**** The data

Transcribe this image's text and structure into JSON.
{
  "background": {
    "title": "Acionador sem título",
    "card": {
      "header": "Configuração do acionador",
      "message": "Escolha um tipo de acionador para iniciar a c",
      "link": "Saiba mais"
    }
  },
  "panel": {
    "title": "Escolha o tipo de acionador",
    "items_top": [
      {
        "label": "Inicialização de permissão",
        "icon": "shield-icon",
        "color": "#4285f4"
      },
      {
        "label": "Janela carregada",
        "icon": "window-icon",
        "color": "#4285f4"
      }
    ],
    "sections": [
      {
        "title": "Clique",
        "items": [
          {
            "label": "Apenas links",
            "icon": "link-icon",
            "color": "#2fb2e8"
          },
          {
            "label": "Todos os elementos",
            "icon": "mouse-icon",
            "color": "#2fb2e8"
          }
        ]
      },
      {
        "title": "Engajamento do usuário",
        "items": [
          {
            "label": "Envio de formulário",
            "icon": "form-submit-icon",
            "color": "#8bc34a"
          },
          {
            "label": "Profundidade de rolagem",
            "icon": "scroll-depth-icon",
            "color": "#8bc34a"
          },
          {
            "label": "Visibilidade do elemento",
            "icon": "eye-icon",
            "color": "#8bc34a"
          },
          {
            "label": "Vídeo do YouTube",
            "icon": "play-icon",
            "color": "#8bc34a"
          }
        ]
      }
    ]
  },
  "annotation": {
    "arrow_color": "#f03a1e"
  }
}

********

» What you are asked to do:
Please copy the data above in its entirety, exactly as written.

» Expected output:
Transcribe this image's text and structure into JSON.
{
  "background": {
    "title": "Acionador sem título",
    "card": {
      "header": "Configuração do acionador",
      "message": "Escolha um tipo de acionador para iniciar a c",
      "link": "Saiba mais"
    }
  },
  "panel": {
    "title": "Escolha o tipo de acionador",
    "items_top": [
      {
        "label": "Inicialização de permissão",
        "icon": "shield-icon",
        "color": "#4285f4"
      },
      {
        "label": "Janela carregada",
        "icon": "window-icon",
        "color": "#4285f4"
      }
    ],
    "sections": [
      {
        "title": "Clique",
        "items": [
          {
            "label": "Apenas links",
            "icon": "link-icon",
            "color": "#2fb2e8"
          },
          {
            "label": "Todos os elementos",
            "icon": "mouse-icon",
            "color": "#2fb2e8"
          }
        ]
      },
      {
        "title": "Engajamento do usuário",
        "items": [
          {
            "label": "Envio de formulário",
            "icon": "form-submit-icon",
            "color": "#8bc34a"
          },
          {
            "label": "Profundidade de rolagem",
            "icon": "scroll-depth-icon",
            "color": "#8bc34a"
          },
          {
            "label": "Visibilidade do elemento",
            "icon": "eye-icon",
            "color": "#8bc34a"
          },
          {
            "label": "Vídeo do YouTube",
            "icon": "play-icon",
            "color": "#8bc34a"
          }
        ]
      }
    ]
  },
  "annotation": {
    "arrow_color": "#f03a1e"
  }
}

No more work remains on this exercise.